Here the addresses ended and thanks were returned by Bishop McLaren.
Then, the chimes ringing the Vesper call, all who could find standing room entered the Chapel for Evensong.
The Altar was brilliant with its Vesper Lights, when, to the Processional hymn, "Lead kindly Light," the Choir, with Cross and banners entered the Chapel, followed by the College Clergy and the Bishop of Chicago. Choral Evensong was sung, the Bishop of Chicago giving the Blessing.
Thence we were conveyed to the train, leaving the College with a ringing "three times three" from the boys, and at 10 o'clock reached the city, having had "the brightest of all the bright experiences" of the Convention.
The life of Racine College is a hearty one, hearty in its work, [15/16] hearty in its play, hearty in its religion.
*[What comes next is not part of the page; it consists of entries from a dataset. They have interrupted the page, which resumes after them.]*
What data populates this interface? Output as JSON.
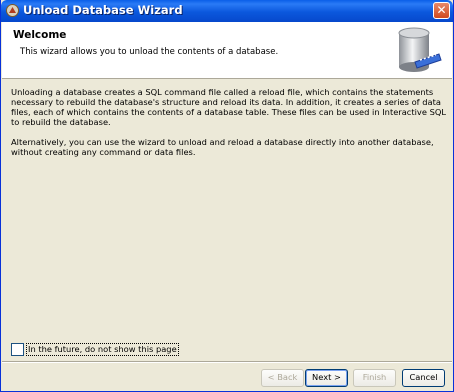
{
  "window": {
    "title": "Unload Database Wizard"
  },
  "header": {
    "title": "Welcome",
    "subtitle": "This wizard allows you to unload the contents of a database."
  },
  "body": {
    "paragraphs": [
      "Unloading a database creates a SQL command file called a reload file, which contains the statements necessary to rebuild the database's structure and reload its data. In addition, it creates a series of data files, each of which contains the contents of a database table. These files can be used in Interactive SQL to rebuild the database.",
      "Alternatively, you can use the wizard to unload and reload a database directly into another database, without creating any command or data files."
    ]
  },
  "checkbox": {
    "label": "In the future, do not show this page",
    "checked": false
  },
  "buttons": {
    "back": "< Back",
    "next": "Next >",
    "finish": "Finish",
    "cancel": "Cancel"
  },
  "icons": {
    "title": "wizard-icon",
    "header": "database-icon"
  }
}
And this is the best monument to the memory of James DeKoven--so that all who saw yesterday and heard, can make their own the tribute of the present Warden to the Warden past.
He took his all and laid it at the feet of God;
And Michigan's waters unto him became
Like those whereon of old his Master trod.
He pitched upon their banks his tent of toil,
Where lifelike underneath the wavelets smile,
And then by Boreal blasts tempestuous boil.
His life was love; his labour to the living Lord--
To build a Temple worthy of that Grace,
Which stooped from Highest Heaven--the Incarnate Word
Of Truth and Righteousness and holy Peace:
The life baptized by Bethlehem's manger Throne
He strove to lead in Nazareth's sweet increase.
Suffer the little ones, Christ said, to come to Me:
I took them in My loving arms on earth,
And they My jewelled crown in Heaven shall be.
For priest of God no better work, I ween--
Than through the mire and miseries of earth
To keep his Master's jewels fresh and clean!
And so as erst, in early times of crushing fear,
When men through surging seas of sin and wrath,
Walked safe, in simple faith that God was near--
So this true soul, that took its sourceful strength
From paths of childlike love, proved all a king
In time of need, and won the fight at length!
DeKoven--man of men, servant and saint of God,
To estimate thy worth were to attempt
To gauge the thrilling life in earth's sweet sod!
But would you see forever fresh and green
His monument, his work, his love, his fame,
Go kneel beside his grave in fair Racine!